How to use Magnums as a centerpiece for your dinner table.
Entertaining at home presents a fun challenge for me because I’m always looking for a way to do something a bit more extraordinary than before. I find the small touches that make a big statement, something that adds sophistication and makes the event more memorable.
“Magnums” contain 1.5 liters of wine or champagne, or the equivalent of two regular 750ml bottles. Two bottles in one! When you use magnums of wine on the table you get to enjoy the party more because you don’t have to keep jumping up and opening wine bottles as often. But, there’s more than just the convenience of having to open fewer bottles for your gathering.
No matter how you look at it, magnums create a great party atmosphere. Whatever the size of your gathering – large or small – when you have magnums as part of your centerpiece, the extra-large bottles immediately become fabulous additions to the tabletop and great conversation starters.
I went to a party in San Diego where the host served a double magnum of Champagne, equivalent to two magnums or four standard 750ml bottles. Just to get the cork out was a tremendous feat but, it took two guys to tip the bottle carefully to serve all the guests. That was not only a constant topic of conversation, it was also so much fun and the source of a whole lot of laughter all night long! It really added to the party atmosphere.
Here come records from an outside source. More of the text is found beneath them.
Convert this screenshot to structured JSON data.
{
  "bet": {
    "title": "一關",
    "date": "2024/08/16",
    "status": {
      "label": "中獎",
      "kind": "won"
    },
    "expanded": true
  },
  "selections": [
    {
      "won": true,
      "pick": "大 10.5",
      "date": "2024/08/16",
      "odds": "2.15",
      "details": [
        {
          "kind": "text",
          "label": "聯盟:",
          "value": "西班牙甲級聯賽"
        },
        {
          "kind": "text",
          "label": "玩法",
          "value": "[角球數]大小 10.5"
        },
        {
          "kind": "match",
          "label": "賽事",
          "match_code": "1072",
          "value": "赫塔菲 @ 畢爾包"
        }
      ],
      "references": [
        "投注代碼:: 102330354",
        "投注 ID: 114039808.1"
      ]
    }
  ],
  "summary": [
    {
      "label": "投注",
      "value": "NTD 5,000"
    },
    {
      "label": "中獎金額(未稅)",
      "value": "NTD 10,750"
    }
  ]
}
There’s also a practical perspective for magnums. Winemakers prefer larger bottle size because wine ages more slowly and gracefully in larger format bottles than in standard bottles. There are several reasons for this. One reason is that even though there is a greater volume of wine in the bottle, the amount of oxygen or “ullage” between the cork and the wine is the same as in a regular sized bottle. Corks are porous so tiny amounts of oxygen are let in (very, very slowly!) and that oxygen modifies the wine over time – aging the wine. Too much oxygen will eventually damage the wine but if there is a lot more wine in the bottle and still the same ullage and cork size then there is less risk of damage to the wine over the same amount of time. And, the bigger the bottle the more your wine is protected from other things that can damage it (larger bottles have thicker glass) – light, heat, changes in temperature and vibration from travel.
This is particularly true for Champagne where experts note that magnums help the wine retain a more youthful taste than when served from standard bottles. Also, due to the increased content volume, magnums tend to have slightly higher pressure which enhances the bubbles a bit – always a good thing in my opinion!
Either way, imagine one or two magnums sitting on your tabletop at your next party. You’ll enjoy the party with fewer interruptions to open more bottles and your guests will have a lot of fun passing the large bottles around the table to refill glasses. And think of all conversations that will start. But, the biggest benefit? You will be serving and enjoying wine that is closer to what the winemaker intended.